Stress & Stress Management
Stress is the greatest threat to our health today, affecting our physical and mental well-being. Stress factors can be imagined (worry about the future) or real (financial problems). How damaging these factors are depends on our response to them. Some people are able to manage stress so that it does not affect them whereas others can worry about the slightest thing which has damaging consequences.
Stress can be positive or negative. Positive stress helps people perform to the best of their abilities, to achieve their goals, focus on and concentrate on an important event or moment ahead. Negative stress, on the other hand, causes us to respond by worrying, panicking or losing our concentration.
In this day and age stress factors are often intangible such as job insecurity, financial and relationship worries. The increasing pace of lifestyles, the complexities of professions, changes and added strains in relationships due to greater mobility and thus distance from others, has created burdens on our stress-management systems.

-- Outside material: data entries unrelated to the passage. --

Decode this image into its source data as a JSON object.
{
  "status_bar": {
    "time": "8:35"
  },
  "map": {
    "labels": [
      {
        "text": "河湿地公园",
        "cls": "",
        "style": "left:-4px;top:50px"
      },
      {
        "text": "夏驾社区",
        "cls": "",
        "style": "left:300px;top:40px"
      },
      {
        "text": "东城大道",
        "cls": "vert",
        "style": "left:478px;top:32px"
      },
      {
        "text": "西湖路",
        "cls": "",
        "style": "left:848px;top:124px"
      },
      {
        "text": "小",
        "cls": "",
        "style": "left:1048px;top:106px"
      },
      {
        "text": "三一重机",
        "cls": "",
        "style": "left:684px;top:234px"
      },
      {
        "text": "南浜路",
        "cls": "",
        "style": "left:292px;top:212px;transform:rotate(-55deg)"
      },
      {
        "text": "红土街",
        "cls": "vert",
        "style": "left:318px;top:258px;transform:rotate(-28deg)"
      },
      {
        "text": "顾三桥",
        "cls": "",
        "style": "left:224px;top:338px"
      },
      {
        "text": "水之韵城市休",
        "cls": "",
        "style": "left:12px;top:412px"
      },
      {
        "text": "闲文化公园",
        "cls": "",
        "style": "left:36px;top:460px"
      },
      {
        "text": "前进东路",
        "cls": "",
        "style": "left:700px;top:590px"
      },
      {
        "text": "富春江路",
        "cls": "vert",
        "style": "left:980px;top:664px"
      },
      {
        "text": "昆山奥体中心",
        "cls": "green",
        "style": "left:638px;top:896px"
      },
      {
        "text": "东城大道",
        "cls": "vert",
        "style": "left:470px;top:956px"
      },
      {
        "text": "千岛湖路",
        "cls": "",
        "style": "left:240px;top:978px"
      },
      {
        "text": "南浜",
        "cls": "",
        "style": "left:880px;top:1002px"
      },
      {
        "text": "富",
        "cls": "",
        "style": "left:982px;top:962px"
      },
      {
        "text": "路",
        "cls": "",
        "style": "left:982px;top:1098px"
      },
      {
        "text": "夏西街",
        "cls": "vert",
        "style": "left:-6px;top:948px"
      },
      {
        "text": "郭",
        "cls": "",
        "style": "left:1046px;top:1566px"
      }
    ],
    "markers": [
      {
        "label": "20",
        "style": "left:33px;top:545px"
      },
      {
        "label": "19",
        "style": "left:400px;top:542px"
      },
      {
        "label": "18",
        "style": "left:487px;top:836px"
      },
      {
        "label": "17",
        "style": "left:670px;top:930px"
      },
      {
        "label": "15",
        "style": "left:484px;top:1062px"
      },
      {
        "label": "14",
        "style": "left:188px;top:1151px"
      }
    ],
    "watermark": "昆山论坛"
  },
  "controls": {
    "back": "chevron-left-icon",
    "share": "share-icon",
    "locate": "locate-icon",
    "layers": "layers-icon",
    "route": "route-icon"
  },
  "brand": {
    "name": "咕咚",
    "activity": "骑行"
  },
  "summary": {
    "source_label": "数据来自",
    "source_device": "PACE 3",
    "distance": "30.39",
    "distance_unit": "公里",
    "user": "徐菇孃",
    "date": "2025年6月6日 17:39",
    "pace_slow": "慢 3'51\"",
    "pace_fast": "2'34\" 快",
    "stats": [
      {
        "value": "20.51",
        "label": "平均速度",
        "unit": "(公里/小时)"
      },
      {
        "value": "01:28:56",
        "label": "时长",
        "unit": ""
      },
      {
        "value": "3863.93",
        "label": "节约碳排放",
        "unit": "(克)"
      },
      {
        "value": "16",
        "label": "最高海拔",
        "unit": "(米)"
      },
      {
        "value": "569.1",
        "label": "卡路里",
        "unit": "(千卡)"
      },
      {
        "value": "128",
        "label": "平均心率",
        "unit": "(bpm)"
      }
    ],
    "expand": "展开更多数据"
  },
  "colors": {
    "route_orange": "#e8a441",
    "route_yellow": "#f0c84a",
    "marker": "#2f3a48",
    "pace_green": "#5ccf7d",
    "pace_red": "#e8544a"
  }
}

When we are stressed adrenalin rushes in, several systems (such as digestion) shut down, heart rate increases, blood vessels contract increasing blood pressure, and muscles contract. When stress cannot be resolved or avoided then often the body remains tense and cannot relax. The adrenal glands become tired eventually when the body is placed in a constant state of alert, causing people to be depleted and panicky rather than stimulated and awake. This is when stress is damaging and can cause disease.
During busy periods of life it is important to take time out to relax and allow your body to rest, learning to respond in a healthier way. We cannot simply tell our bodies to relax; we have to learn how to relax them via relaxing activities such as walking, seeing friends as well as using specific relaxation techniques such as breathing, visualisation, yoga and massage.
Managing stress with yoga and meditation
Both yoga and meditation are well-known methods for diffusing stress and tension, with beneficial, holistic effects. They are useful self-help therapies, teaching you to have control of the body and mind. Yoga does this through physical exercise, including adopting different postures, relaxation techniques and breathing exercises. Meditation helps a person find calm and a sense of their own centre using different focuses. Meditation has the physiological effects of allowing the muscles to relax and the circulation to become more efficient thus recharging the body and helping it to heal. This is similar to the effects of a short sleep.
Managing stress with massage
A holistic treatment such as massage can help induce deep relaxation, helping to remove pent-up tension of the stress response, without damaging the body. Many of us are unaware of how much tension we hold in our bodies so massage enables us to be more aware of what tension feels like, helping to release it and reminding us what deep relaxation feels like. When we relax we tend to find problems and events less daunting so we feel less threatened and stressed which in turn prevents the build-up of tension. Massage can enable us to avoid stress altogether, positively effecting our health and wellbeing.